- Exemption from stamp duty -Vehicles designed or modified to carry a person whose mobility is seriously impaired may also be exempt from stamp duty. For information about this exemption, please refer to the VicRoads website. Information is also available on the State Revenue Office (SRO) website.
In relation to vehicle modifications what won't the TAC pay for?
The TAC will not pay for:
- the full purchase cost of a motor vehicle
- modifications to a vehicle that will not be approved by VicRoads for registration purposes
- modifications to enable the client to drive a vehicle, if the client has not received medical clearance, and licencing approval by VicRoads, to drive the modified vehicle
- modifications for a client who has been assessed as unsafe to drive
- modifications that are not required due to transport accident injuries
- costs to convert a vehicle back to its standard configuration once major modifications have been paid for by the TAC
- modifications to a vehicle for a person other than the injured client
- modifications to a vehicle for a pre-existing medical condition
- modifications that provide no functional benefit to the vehicle user, for example if the client will only use the vehicle to access the community infrequently and/or for short periods of time and other means of transport would be suitable (i.e. taxi transportation)
- modifications that do not comply with the relevant State, Territory or Federal Vehicle Standards/Regulations and the Vehicle Standard - Australian Design Rules (ADR's)
- ongoing costs associated with keeping a vehicle on the road, such as registration, comprehensive insurance and running costs
- modifications to a vehicle outside of the Commonwealth of Australia
- repairs to adaptive equipment or modifications that are subject to the equipment supplier's warranty, vehicle modifier's warranty or the vehicle's insurance policy
- services provided more than 2 years prior to the request for funding except where the request for payment is made within 3 years of the transport accident. Refer to the Time Limit to Apply for the Payment of Medical and Like Expenses policy.
View Vehicle modifications - TAC Client information sheet
Vehicle modifications - TAC Client information sheet
This information sheet outlines who can apply for TAC-funded vehicle modifications to ensure safety, accessibility and independence as a driver or passenger. It also explains the assessment and approval process, examples of vehicle modifications (e.g. hand controls to operate the accelerator and brake) and the legal contracts involved.
View Using modified vehicles - cost exemptions
Using modified vehicles - cost exemptions
If you need to use a modified vehicle as a result of your transport accident injuries, you may be exempt from paying some normal costs associated with purchasing and owning the vehicle.
View Transport needs assessment form (for Provider use only)
Transport needs assessment form (for Provider use only)
This form is used to assess the transport needs of TAC clients as a result of their accident injuries.

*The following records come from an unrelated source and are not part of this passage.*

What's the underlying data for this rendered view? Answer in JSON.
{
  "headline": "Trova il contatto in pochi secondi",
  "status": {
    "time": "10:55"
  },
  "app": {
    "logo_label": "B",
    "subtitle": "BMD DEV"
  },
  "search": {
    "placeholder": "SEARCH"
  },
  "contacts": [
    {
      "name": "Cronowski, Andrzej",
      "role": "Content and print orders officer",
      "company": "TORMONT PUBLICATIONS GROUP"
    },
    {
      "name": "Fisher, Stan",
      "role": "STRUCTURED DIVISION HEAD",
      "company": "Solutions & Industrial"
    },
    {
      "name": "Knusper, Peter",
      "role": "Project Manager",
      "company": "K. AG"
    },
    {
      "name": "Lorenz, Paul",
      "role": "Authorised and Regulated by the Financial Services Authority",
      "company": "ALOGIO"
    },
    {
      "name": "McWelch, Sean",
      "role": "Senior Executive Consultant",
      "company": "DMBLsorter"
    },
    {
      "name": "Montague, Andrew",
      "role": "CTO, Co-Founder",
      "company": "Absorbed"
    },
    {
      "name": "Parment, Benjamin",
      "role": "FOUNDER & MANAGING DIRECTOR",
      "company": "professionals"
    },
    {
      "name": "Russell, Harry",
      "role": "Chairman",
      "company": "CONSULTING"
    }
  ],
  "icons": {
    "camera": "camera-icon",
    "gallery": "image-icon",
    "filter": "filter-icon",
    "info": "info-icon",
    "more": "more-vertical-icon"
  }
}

It considers the client's transport requirements in relation to travelling to work, school, treatment/rehabilitation, recreational activities and day-to-day tasks (e.g. shopping, banking) as well as providing recommendations for how the TAC can assist.
View Vehicle needs and modifications assessment form (for Provider use only)
Vehicle needs and modifications assessment form (for Provider use only)
This form is used for assessing applications for TAC-funded vehicle modifications to ensure the safety, accessibility and independence of clients as drivers or passengers. It looks at the person's transport needs as well as whether their current/pre-accident vehicle is suitable for modification and, where relevant, has the capacity to fit a wheelchair.